## DIRECTIONS
Every line of the records below that has the word "icon" should be copied.
--- INFORMATION SHOWN Enclosed Below ---
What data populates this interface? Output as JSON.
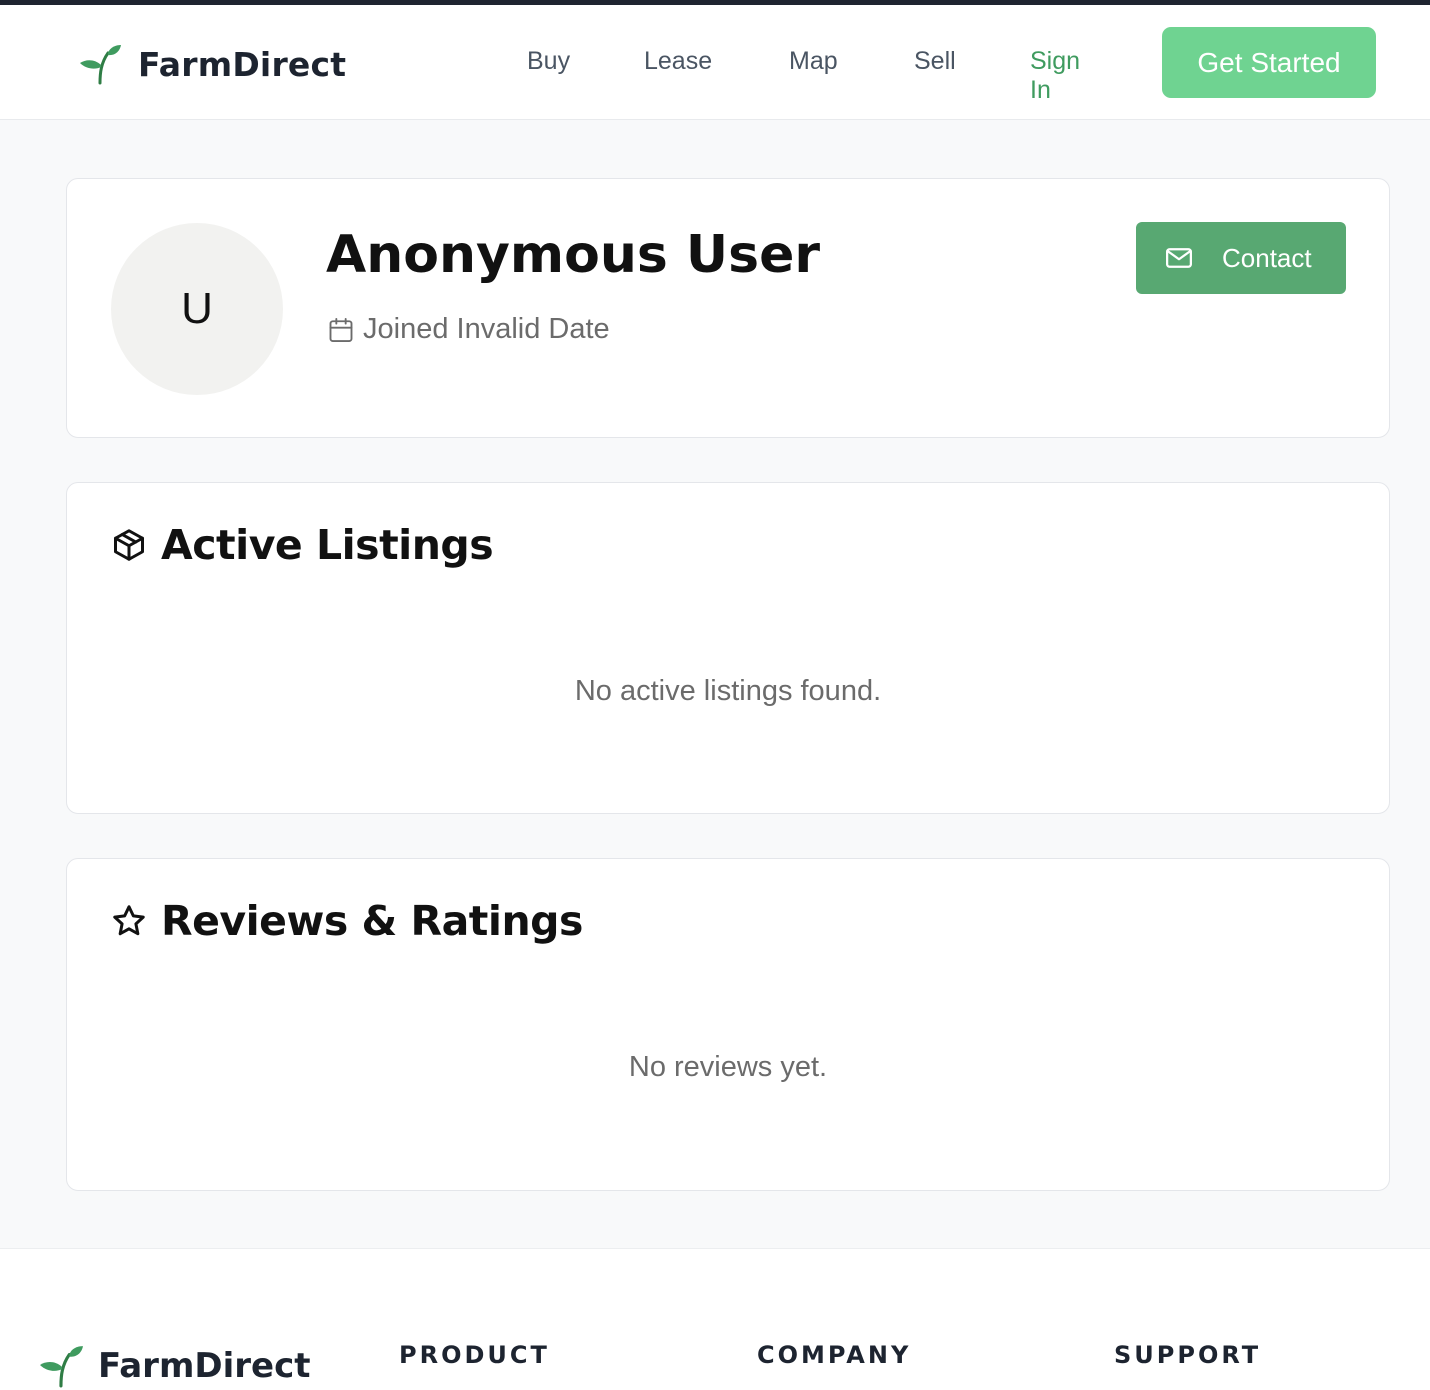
{
  "brand": {
    "name": "FarmDirect",
    "logo_icon": "sprout-icon",
    "accent_color": "#3f9b5f"
  },
  "nav": {
    "links": [
      "Buy",
      "Lease",
      "Map",
      "Sell"
    ],
    "sign_in": "Sign In",
    "get_started": "Get Started"
  },
  "profile": {
    "avatar_initial": "U",
    "name": "Anonymous User",
    "joined_icon": "calendar-icon",
    "joined_text": "Joined Invalid Date",
    "contact_icon": "mail-icon",
    "contact_label": "Contact",
    "contact_color": "#58a872"
  },
  "listings": {
    "icon": "package-icon",
    "title": "Active Listings",
    "empty_text": "No active listings found."
  },
  "reviews": {
    "icon": "star-icon",
    "title": "Reviews & Ratings",
    "empty_text": "No reviews yet."
  },
  "footer": {
    "brand_name": "FarmDirect",
    "headings": [
      "PRODUCT",
      "COMPANY",
      "SUPPORT"
    ]
  }
}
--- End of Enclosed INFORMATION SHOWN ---
## TASK OUTPUT
    "logo_icon": "sprout-icon",
    "joined_icon": "calendar-icon",
    "contact_icon": "mail-icon",
    "icon": "package-icon",
    "icon": "star-icon",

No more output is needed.